The second Steven Seagal Under Siege foray is a true victim of the terrible twos. It's muscle-bending, mind-numbing action at high-decibel levels for the lowest and least discerning common denominator.
The second Steven Seagal Under Siege foray is a true victim of the terrible twos. It’s muscle-bending, mind-numbing action at high-decibel levels for the lowest and least discerning common denominator.
Pic once again adopts the ‘wrong guy at the right time’ premise. This time, Seagal’s former CIA black op, Casey Ryback, just happens to be on a train that just happens to get hijacked by wacko terrorists with diabolical plans for world devastation. Travis Dane (Eric Bogosian) is a disaffected strategic arms techno genius who wants a cool billion not to set off missiles from a covert, orbiting death star he created prior to being fired for nuttiness.
Thankfully, for the world, Ryback is also aboard, escorting his teenage niece (Katherine Heigl) to LA for the funeral of her father. When the Uzis come out, he goes into combat mode.
The script by Richard Hatem and Matt Reeves cribs mercilessly from the structure devised by Jon Lawton in the original. Once again there are a civilian sidekick, eccentric bad guys and spectacular stunts. But the writing duo effect a cut-and-paste job in which the actors battle to maintain some dignity while delivering stilted dialogue.
The exception is Seagal, who strides through the wreckage with the self-knowledge of his standing as a movie star. Unfortunately, he’s betrayed every time he opens his mouth or is called upon to display an emotion other than pain.
Bogosian provides some much-needed comic relief to the slogging tale.
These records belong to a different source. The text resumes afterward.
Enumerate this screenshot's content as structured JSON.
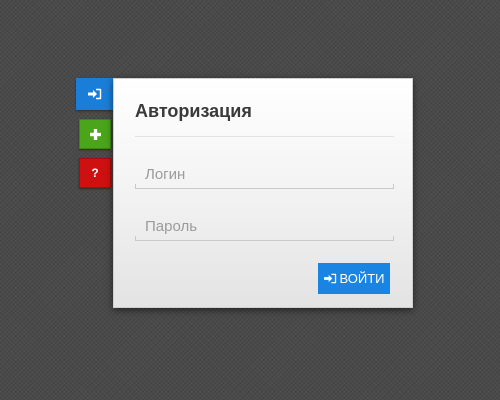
{
  "side_tabs": {
    "login": {
      "icon": "sign-in-icon",
      "color": "#1a7ed8"
    },
    "register": {
      "icon": "plus-icon",
      "color": "#4aa51b"
    },
    "help": {
      "icon": "question-icon",
      "label": "?",
      "color": "#cf1010"
    }
  },
  "login_panel": {
    "title": "Авторизация",
    "login_field": {
      "value": "",
      "placeholder": "Логин"
    },
    "password_field": {
      "value": "",
      "placeholder": "Пароль"
    },
    "submit_button": {
      "label": "ВОЙТИ",
      "icon": "sign-in-icon",
      "color": "#1a84e3"
    }
  }
}
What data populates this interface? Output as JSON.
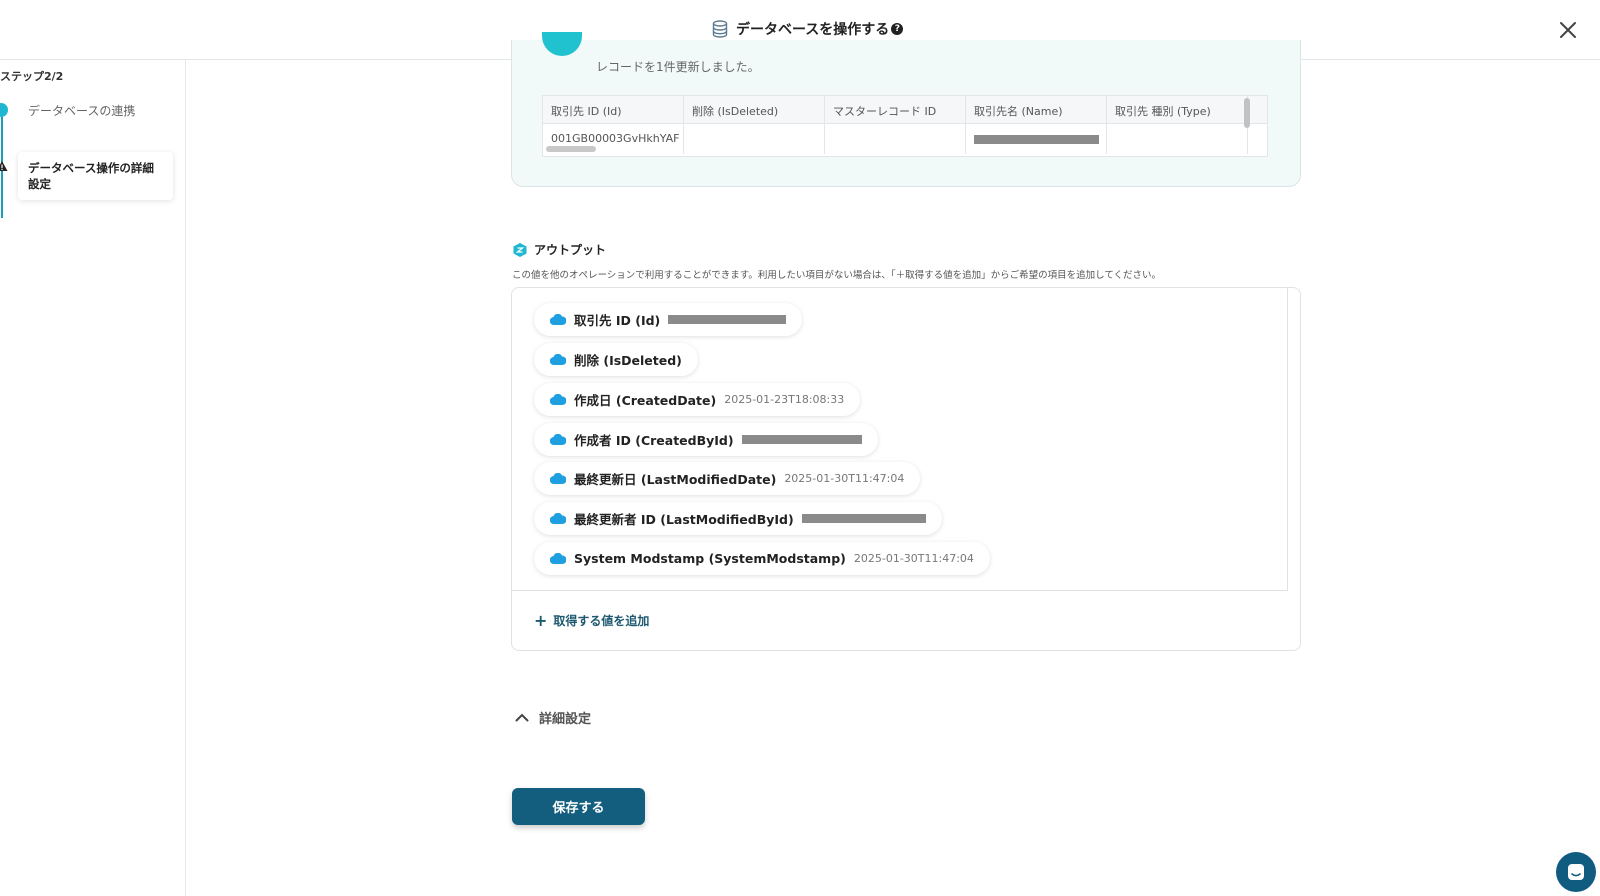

Director Geoff Murphy handles the action with the precision of a good traffic cop.